The future of spectroscopy

4. June 2013. Until last Friday more than hundred scientists from Europe, Australia, Brazil, Chile, Canada, Japan and the US discussed the latest news in high-resolution spectroscopy and the developement of a new generation of spectroscopes for the ELT. They were invited to come to Potsdam by the Leibniz Institute for Astrophysics Potsdam (AIP) to join the institute's 10th ThinkShop, an event supported by the DFG.
The future of spectroscopy

Spectroscopy ThinkShop. (Credit: AIP)

The scope of this meeting was to bring together the astronomical community that builds and uses high-resolution spectrographs. High spectral resolution is essential to quantify and to constrain the many micro- and macro-scale processes in cosmic plasma. The workshop in particular concentrated on the coupling between predictive numerical simulations and quantitative spectroscopic observations.

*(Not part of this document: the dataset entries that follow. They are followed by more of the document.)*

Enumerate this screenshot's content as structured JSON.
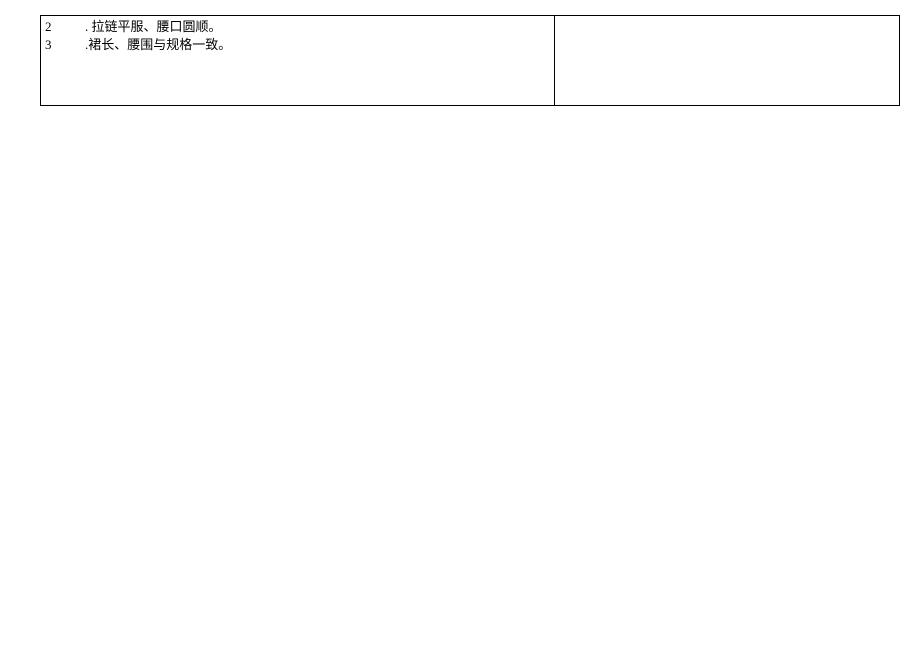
{
  "table": {
    "rows": [
      {
        "num": "2",
        "text": ". 拉链平服、腰口圆顺。"
      },
      {
        "num": "3",
        "text": ".裙长、腰围与规格一致。"
      }
    ]
  }
}
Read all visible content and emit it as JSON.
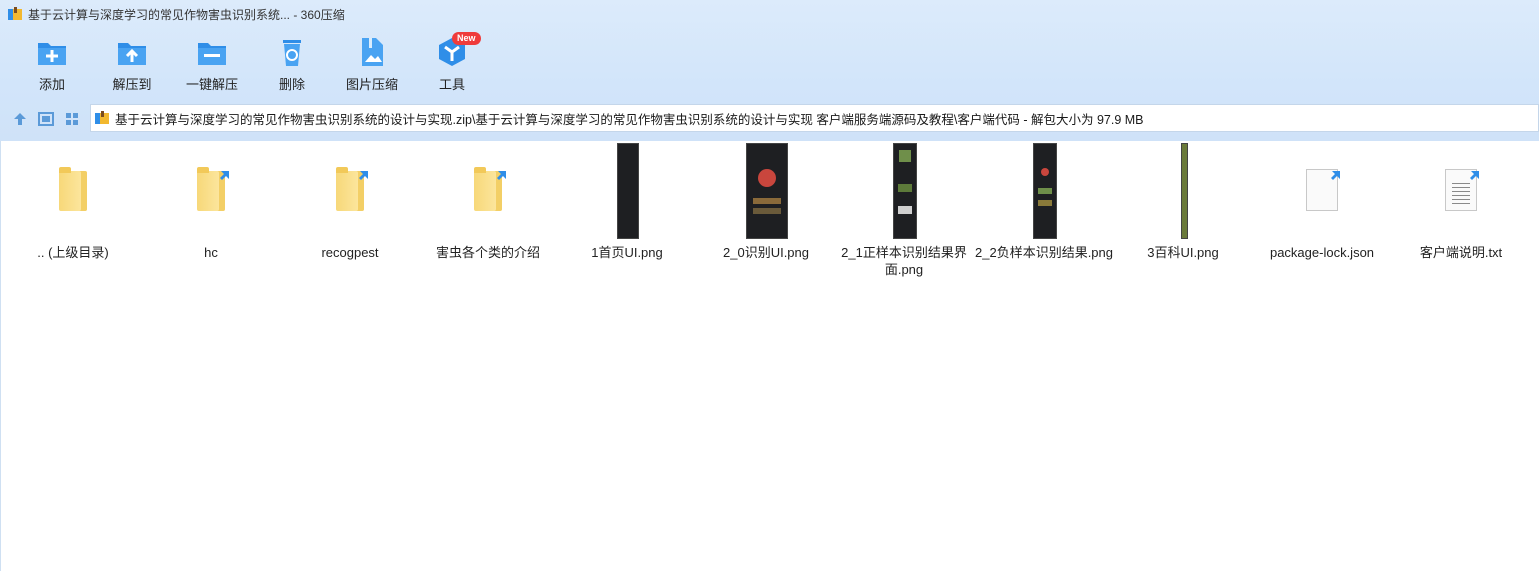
{
  "window": {
    "title": "基于云计算与深度学习的常见作物害虫识别系统... - 360压缩"
  },
  "toolbar": {
    "items": [
      {
        "label": "添加",
        "icon": "add-icon"
      },
      {
        "label": "解压到",
        "icon": "extract-to-icon"
      },
      {
        "label": "一键解压",
        "icon": "one-click-extract-icon"
      },
      {
        "label": "删除",
        "icon": "delete-icon"
      },
      {
        "label": "图片压缩",
        "icon": "image-compress-icon"
      },
      {
        "label": "工具",
        "icon": "tools-icon",
        "badge": "New"
      }
    ]
  },
  "nav": {
    "address": "基于云计算与深度学习的常见作物害虫识别系统的设计与实现.zip\\基于云计算与深度学习的常见作物害虫识别系统的设计与实现 客户端服务端源码及教程\\客户端代码 - 解包大小为 97.9 MB"
  },
  "files": [
    {
      "name": ".. (上级目录)",
      "type": "parent-folder"
    },
    {
      "name": "hc",
      "type": "folder"
    },
    {
      "name": "recogpest",
      "type": "folder"
    },
    {
      "name": "害虫各个类的介绍",
      "type": "folder"
    },
    {
      "name": "1首页UI.png",
      "type": "image"
    },
    {
      "name": "2_0识别UI.png",
      "type": "image"
    },
    {
      "name": "2_1正样本识别结果界面.png",
      "type": "image"
    },
    {
      "name": "2_2负样本识别结果.png",
      "type": "image"
    },
    {
      "name": "3百科UI.png",
      "type": "image"
    },
    {
      "name": "package-lock.json",
      "type": "json"
    },
    {
      "name": "客户端说明.txt",
      "type": "text"
    }
  ],
  "colors": {
    "accent": "#2f8ee8",
    "badge": "#ef3b3b",
    "folder": "#f7d879",
    "chrome": "#d2e5fa"
  }
}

The European Extremely Large Telescope (E-ELT or ELT) is planned to be built by the European Southern Observatory (ESO) in the Atacama Desert in Chile. The construction oft he telescope with it’s 39.3 metre diameter primary mirror is going to start 2013. New technologies - in particular spectroscopic technologies as they were discussed on the AIP ThinkShop - are required to seize all the possibilities the ELT offers.

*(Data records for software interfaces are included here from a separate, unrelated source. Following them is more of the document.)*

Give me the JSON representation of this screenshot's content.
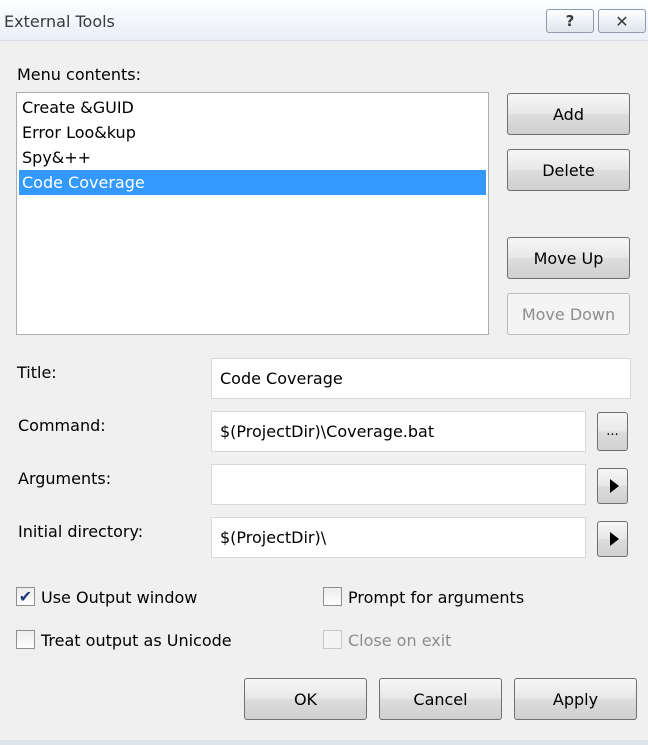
{
  "window": {
    "title": "External Tools",
    "help_label": "?",
    "close_glyph": "✕"
  },
  "menu": {
    "label": "Menu contents:",
    "items": [
      {
        "label": "Create &GUID",
        "selected": false
      },
      {
        "label": "Error Loo&kup",
        "selected": false
      },
      {
        "label": "Spy&++",
        "selected": false
      },
      {
        "label": "Code Coverage",
        "selected": true
      }
    ]
  },
  "side_buttons": {
    "add": "Add",
    "delete": "Delete",
    "move_up": "Move Up",
    "move_down": "Move Down"
  },
  "fields": {
    "title": {
      "label": "Title:",
      "value": "Code Coverage"
    },
    "command": {
      "label": "Command:",
      "value": "$(ProjectDir)\\Coverage.bat",
      "browse_label": "..."
    },
    "arguments": {
      "label": "Arguments:",
      "value": ""
    },
    "initial_directory": {
      "label": "Initial directory:",
      "value": "$(ProjectDir)\\"
    }
  },
  "options": {
    "use_output_window": {
      "label": "Use Output window",
      "checked": true,
      "enabled": true
    },
    "prompt_for_arguments": {
      "label": "Prompt for arguments",
      "checked": false,
      "enabled": true
    },
    "treat_output_unicode": {
      "label": "Treat output as Unicode",
      "checked": false,
      "enabled": true
    },
    "close_on_exit": {
      "label": "Close on exit",
      "checked": false,
      "enabled": false
    }
  },
  "dialog_buttons": {
    "ok": "OK",
    "cancel": "Cancel",
    "apply": "Apply"
  },
  "icons": {
    "check": "✔",
    "expand_arrow": "right-triangle"
  }
}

Media contact: Kerstin Mork,, +49 331 7499469

The key areas of research at the Leibniz Institute for Astrophysics Potsdam (AIP) are cosmic magnetic fields and extragalactic astrophysics. A considerable part of the Institute's efforts aim at the development of research technology in the fields of spectroscopy, robotic telescopes, and e-science. The AIP is the successor of the Berlin Observatory founded in 1700 and of the Astrophysical Observatory of Potsdam founded in 1874. The latter was the world's first observatory to emphasize explicitly the research area of astrophysics. The AIP has been a member of the Leibniz Association since 1992.